Other survival equipment I carry in my life vest includes: signal mirror. signal flares, whistle, thermal blanket (the silver coating makes for a large area of reflective material), large industrial-grade garbage bag (it provides some heal insulation if you lose your life raft and must get into the water), red plastic streamer that rolls out on the water to enhance visibility, and a waterproof signal light (some search-and-rescue aircraft use night vision goggles).
I also carry an emergency equipment bag with: water, food rations, first aid kit, water proof matches. sea sickness tablets, sunscreen, mosquito repellent, compass, rope, fishing line and hooks, duct tape, thermal blankets, multiuse knife, marine handheld VHF radio for transmitting on the marine emergency channel 16, and an aviation handheld VHF radio.
Other items you may want to consider are a portable reverse osmosis water maker and closes of required medication in watertight containers. I keep my life raft and emergency bag secured with a seat belt next to the airplane exit so that they will be the first things out of the aircraft.
If the worst happens, remember to "Aviate, Navigate and Communicate.” Establish best glide airspeed and review emergency checklists. Set a course for the closest land mass or ship (remember to take wind speed and direction into account). If you programmed a vessel location into your GPS, then use it to navigate back to that spot. Activate your ELT and PLB and squawk 7700. If not in contact with ATC, transmit a Mayday on 121.5 MHz. and give your call sign, position, aircraft type. total number of persons on board, and intentions. Brief your passengers.
Secure or jettison any loose objects that can cause injury during the sudden deceleration of a ditching.
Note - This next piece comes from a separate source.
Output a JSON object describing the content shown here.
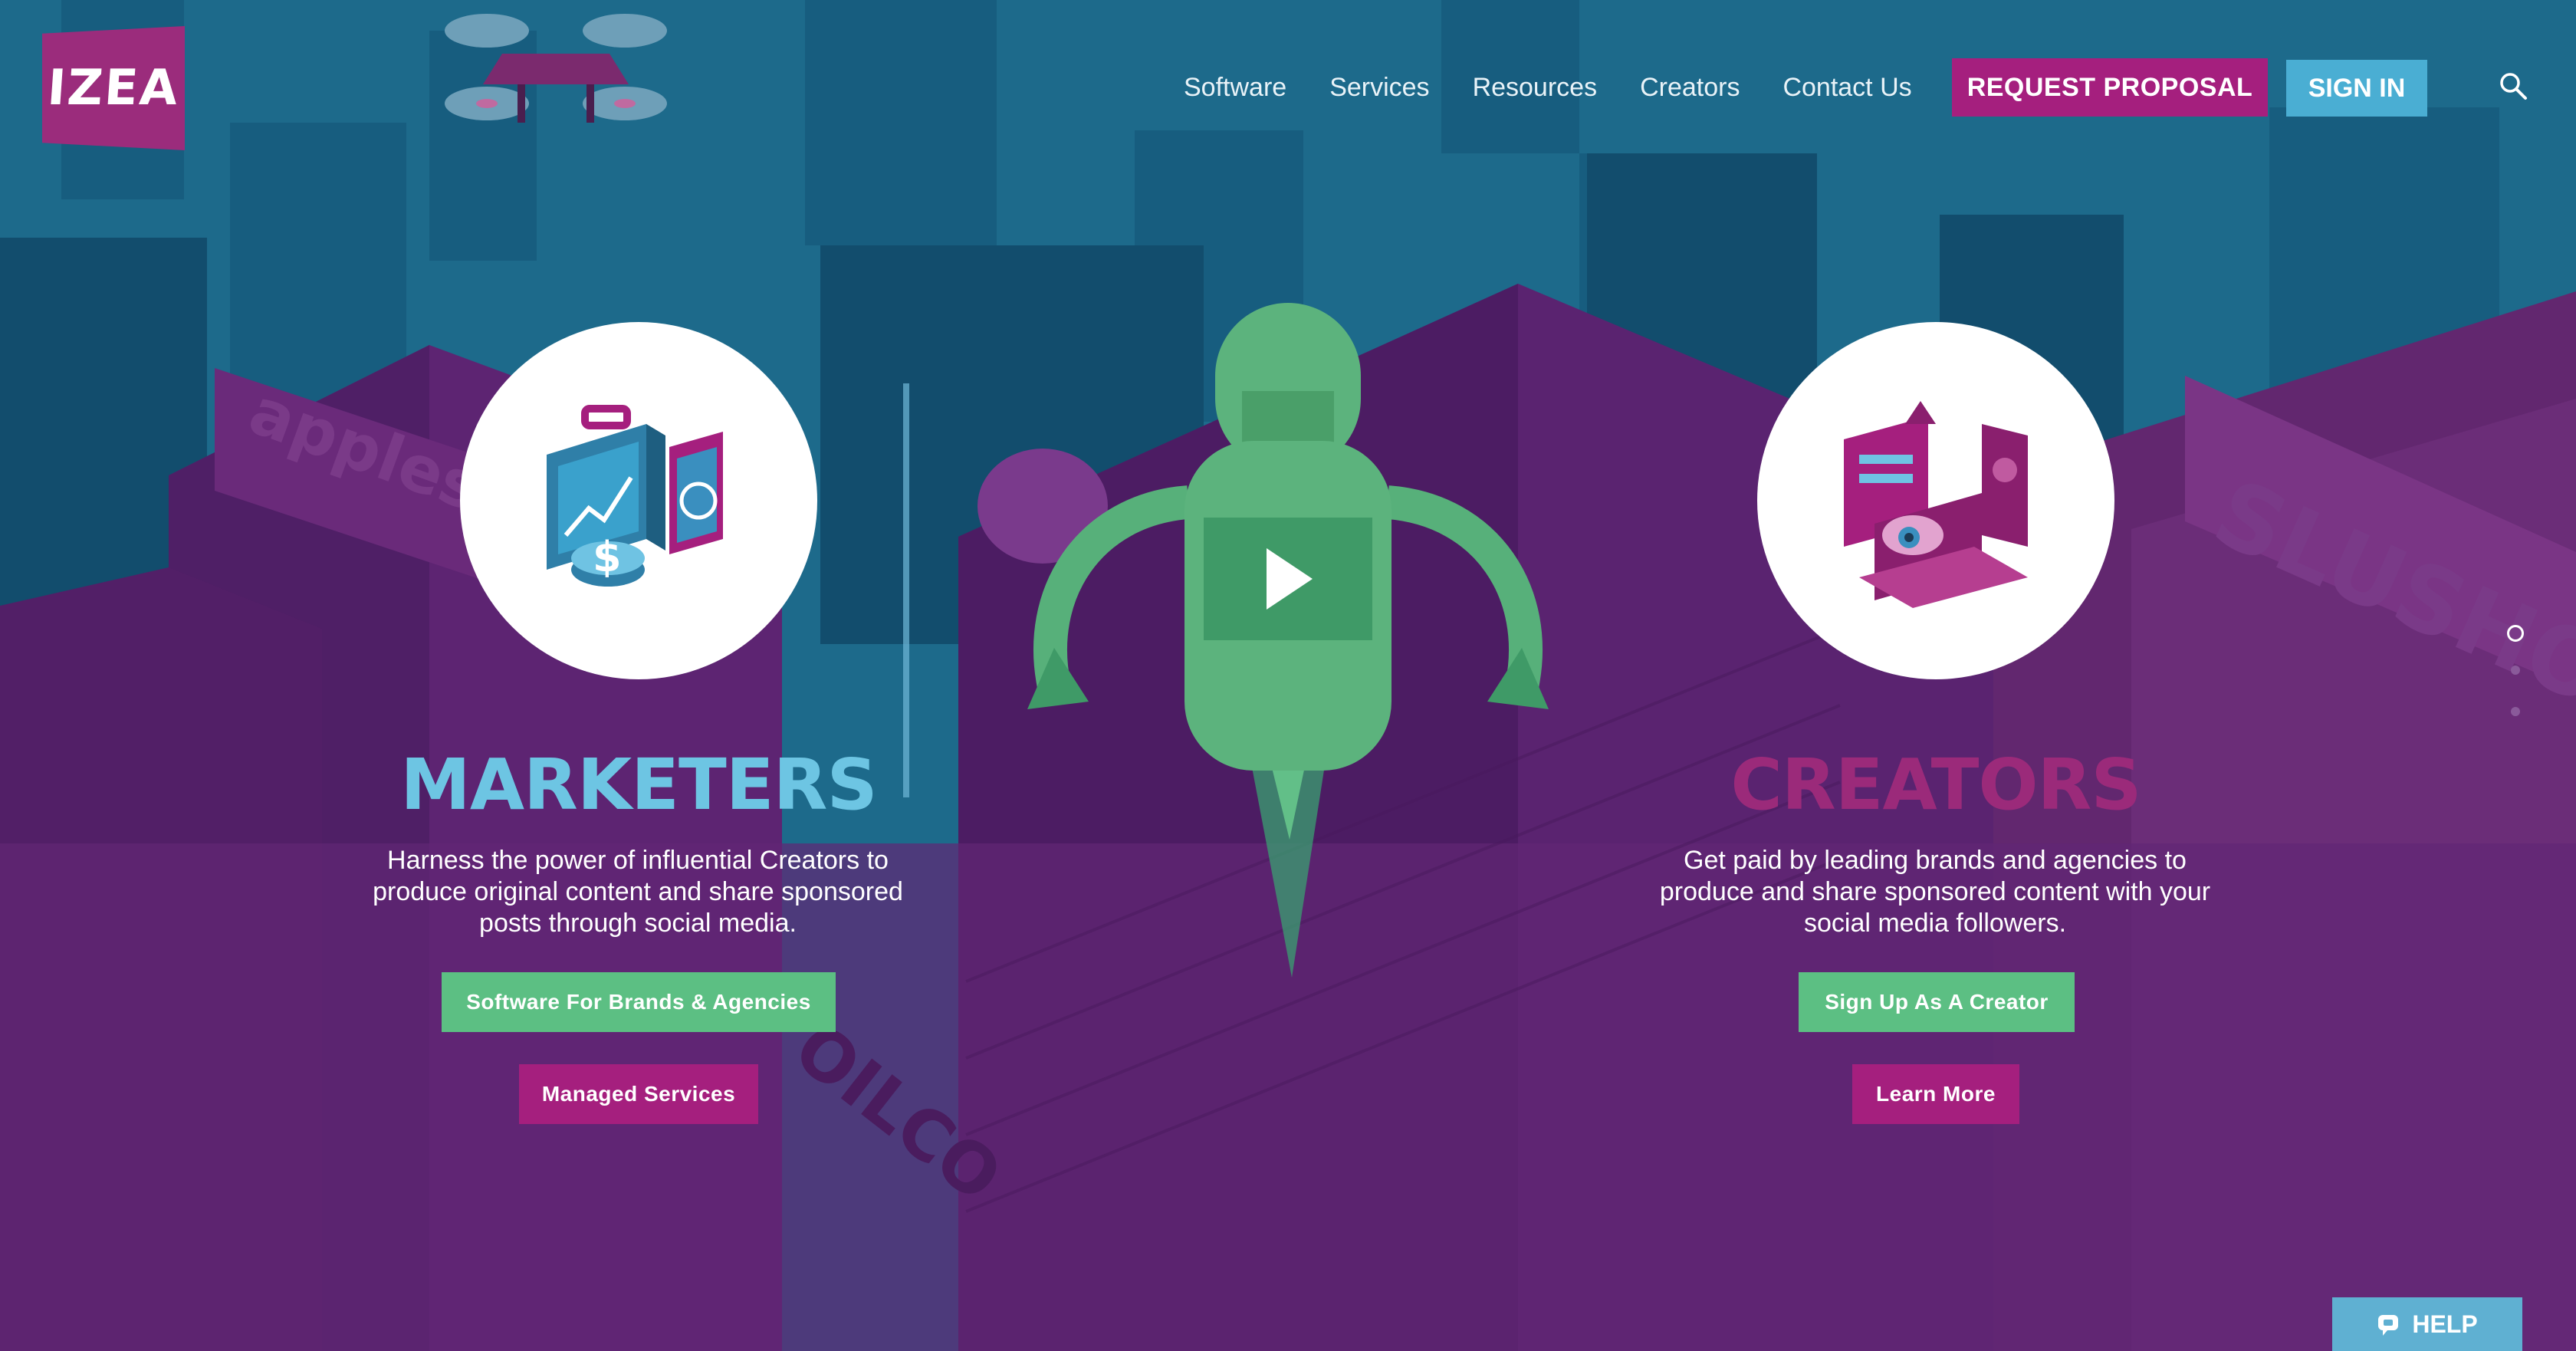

Open exit doors and wedge something in the doorframe to keep them open, as the impact forces on the fuselage in a ditching can jam the closed doors and prevent them from opening. Since some airplanes have operational limitations, review your POH and plan an appropriate course of action before flight. For example, opening the from cargo door on a U206 or 206H model Cessna will likely disable the flap system, so I would set the flaps first in some cases. However. Flap extension on a 206 will also block the front cargo door, so I would consider leaving the flaps up if I were carrying passengers. Using flaps in low-wing, retractable-gear aircraft when ditching can cause the aircraft to pitch forward into a nose low altitude after the flaps impact with the water. At 1,000 ft. AGL. secure your PLB and have passengers get into the brace position.
You should try to ditch parallel to, and preferably on top of, a swell: however, wave action and wind direction may dictate otherwise. You should always avoid landing directly into the face of a swell, as water can act like a brick wall when impacted at high speed. Multi-engine aircraft are not immune from emergencies that may require ditching, so a good over-water plan makes sense for them, as well. There are a number of print and online resources for procedures, statistics, product reviews, safety training. and discussions on over-water flying. Some that I most often use are: Aeronautical Information Manual (www.faa.gov/atpubs/aim), AOPA (www.aopa.org), Aviation Survival Technologies (www.astoverwater.com) , Equipped to Survive (www.equipped.org) , FAA Production Studios (www.faaproductionstudios.com), and Prepared Pilot (www.preparedpilot.com). You should consult with aviation safety professionals and your aircraft POH when developing your own over-water survival plan. Having such a plan will widen your horizons by placing exciting destination~ like the Caribbean within reach.
- About the Author
- Born in the Bahamas, Rick Gardner has spent most of his life under, on, or over the water. Rick currently operates CST Flight Services: www.cstflightservices.com
- As seen on Pilot Getaways (2007)